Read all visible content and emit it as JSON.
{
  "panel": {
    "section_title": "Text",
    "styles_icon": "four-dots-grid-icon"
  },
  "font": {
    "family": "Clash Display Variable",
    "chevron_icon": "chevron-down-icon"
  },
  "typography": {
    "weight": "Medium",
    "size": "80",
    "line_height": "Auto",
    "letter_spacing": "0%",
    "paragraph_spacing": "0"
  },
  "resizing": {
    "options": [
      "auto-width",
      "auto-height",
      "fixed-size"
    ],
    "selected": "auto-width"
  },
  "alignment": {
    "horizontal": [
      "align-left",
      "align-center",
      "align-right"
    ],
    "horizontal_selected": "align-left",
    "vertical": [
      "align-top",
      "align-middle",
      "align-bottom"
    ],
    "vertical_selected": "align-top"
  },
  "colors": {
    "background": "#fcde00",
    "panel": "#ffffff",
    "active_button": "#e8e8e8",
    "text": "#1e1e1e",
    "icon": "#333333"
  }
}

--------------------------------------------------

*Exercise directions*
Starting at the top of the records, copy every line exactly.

*Answer section*
Read all visible content and emit it as JSON.
{
  "panel": {
    "section_title": "Text",
    "styles_icon": "four-dots-grid-icon"
  },
  "font": {
    "family": "Clash Display Variable",
    "chevron_icon": "chevron-down-icon"
  },
  "typography": {
    "weight": "Medium",
    "size": "80",
    "line_height": "Auto",
    "letter_spacing": "0%",
    "paragraph_spacing": "0"
  },
  "resizing": {
    "options": [
      "auto-width",
      "auto-height",
      "fixed-size"
    ],
    "selected": "auto-width"
  },
  "alignment": {
    "horizontal": [
      "align-left",
      "align-center",
      "align-right"
    ],
    "horizontal_selected": "align-left",
    "vertical": [
      "align-top",
      "align-middle",
      "align-bottom"
    ],
    "vertical_selected": "align-top"
  },
  "colors": {
    "background": "#fcde00",
    "panel": "#ffffff",
    "active_button": "#e8e8e8",
    "text": "#1e1e1e",
    "icon": "#333333"
  }
}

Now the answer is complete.